## ABOUT THIS EXERCISE
Exclude the pictures, then copy all remaining records exactly.

[Element data from apps and pages]
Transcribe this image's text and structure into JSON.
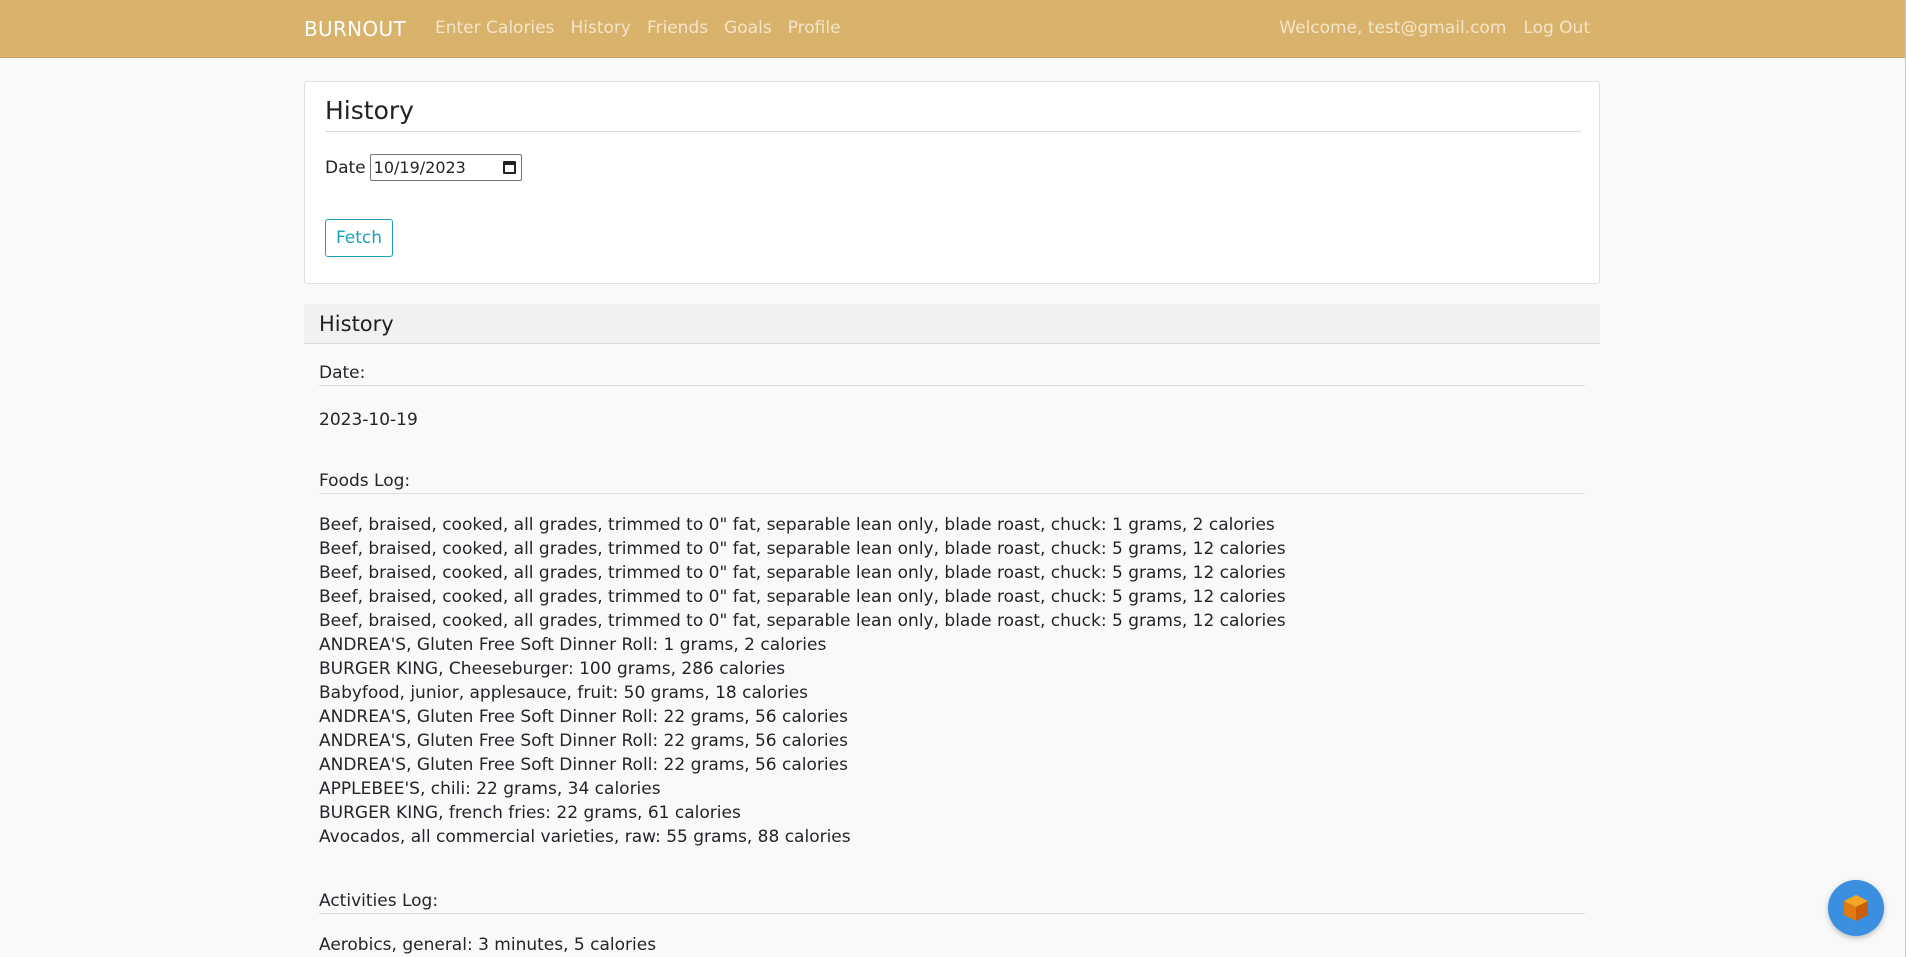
{
  "navbar": {
    "brand": "BURNOUT",
    "links": [
      "Enter Calories",
      "History",
      "Friends",
      "Goals",
      "Profile"
    ],
    "welcome": "Welcome, test@gmail.com",
    "logout": "Log Out",
    "bg_color": "#d9b26c"
  },
  "search_card": {
    "title": "History",
    "date_label": "Date",
    "date_value": "10/19/2023",
    "fetch_label": "Fetch"
  },
  "results": {
    "header": "History",
    "date_label": "Date:",
    "date_value": "2023-10-19",
    "foods_label": "Foods Log:",
    "foods": [
      "Beef, braised, cooked, all grades, trimmed to 0\" fat, separable lean only, blade roast, chuck: 1 grams, 2 calories",
      "Beef, braised, cooked, all grades, trimmed to 0\" fat, separable lean only, blade roast, chuck: 5 grams, 12 calories",
      "Beef, braised, cooked, all grades, trimmed to 0\" fat, separable lean only, blade roast, chuck: 5 grams, 12 calories",
      "Beef, braised, cooked, all grades, trimmed to 0\" fat, separable lean only, blade roast, chuck: 5 grams, 12 calories",
      "Beef, braised, cooked, all grades, trimmed to 0\" fat, separable lean only, blade roast, chuck: 5 grams, 12 calories",
      "ANDREA'S, Gluten Free Soft Dinner Roll: 1 grams, 2 calories",
      "BURGER KING, Cheeseburger: 100 grams, 286 calories",
      "Babyfood, junior, applesauce, fruit: 50 grams, 18 calories",
      "ANDREA'S, Gluten Free Soft Dinner Roll: 22 grams, 56 calories",
      "ANDREA'S, Gluten Free Soft Dinner Roll: 22 grams, 56 calories",
      "ANDREA'S, Gluten Free Soft Dinner Roll: 22 grams, 56 calories",
      "APPLEBEE'S, chili: 22 grams, 34 calories",
      "BURGER KING, french fries: 22 grams, 61 calories",
      "Avocados, all commercial varieties, raw: 55 grams, 88 calories"
    ],
    "activities_label": "Activities Log:",
    "activities": [
      "Aerobics, general: 3 minutes, 5 calories"
    ]
  },
  "icons": {
    "calendar": "calendar-icon",
    "help": "cube-icon"
  }
}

## EXPECTED ANSWER
Transcribe this image's text and structure into JSON.
{
  "navbar": {
    "brand": "BURNOUT",
    "links": [
      "Enter Calories",
      "History",
      "Friends",
      "Goals",
      "Profile"
    ],
    "welcome": "Welcome, test@gmail.com",
    "logout": "Log Out",
    "bg_color": "#d9b26c"
  },
  "search_card": {
    "title": "History",
    "date_label": "Date",
    "date_value": "10/19/2023",
    "fetch_label": "Fetch"
  },
  "results": {
    "header": "History",
    "date_label": "Date:",
    "date_value": "2023-10-19",
    "foods_label": "Foods Log:",
    "foods": [
      "Beef, braised, cooked, all grades, trimmed to 0\" fat, separable lean only, blade roast, chuck: 1 grams, 2 calories",
      "Beef, braised, cooked, all grades, trimmed to 0\" fat, separable lean only, blade roast, chuck: 5 grams, 12 calories",
      "Beef, braised, cooked, all grades, trimmed to 0\" fat, separable lean only, blade roast, chuck: 5 grams, 12 calories",
      "Beef, braised, cooked, all grades, trimmed to 0\" fat, separable lean only, blade roast, chuck: 5 grams, 12 calories",
      "Beef, braised, cooked, all grades, trimmed to 0\" fat, separable lean only, blade roast, chuck: 5 grams, 12 calories",
      "ANDREA'S, Gluten Free Soft Dinner Roll: 1 grams, 2 calories",
      "BURGER KING, Cheeseburger: 100 grams, 286 calories",
      "Babyfood, junior, applesauce, fruit: 50 grams, 18 calories",
      "ANDREA'S, Gluten Free Soft Dinner Roll: 22 grams, 56 calories",
      "ANDREA'S, Gluten Free Soft Dinner Roll: 22 grams, 56 calories",
      "ANDREA'S, Gluten Free Soft Dinner Roll: 22 grams, 56 calories",
      "APPLEBEE'S, chili: 22 grams, 34 calories",
      "BURGER KING, french fries: 22 grams, 61 calories",
      "Avocados, all commercial varieties, raw: 55 grams, 88 calories"
    ],
    "activities_label": "Activities Log:",
    "activities": [
      "Aerobics, general: 3 minutes, 5 calories"
    ]
  },
  "icons": {
    "calendar": "calendar-icon",
    "help": "cube-icon"
  }
}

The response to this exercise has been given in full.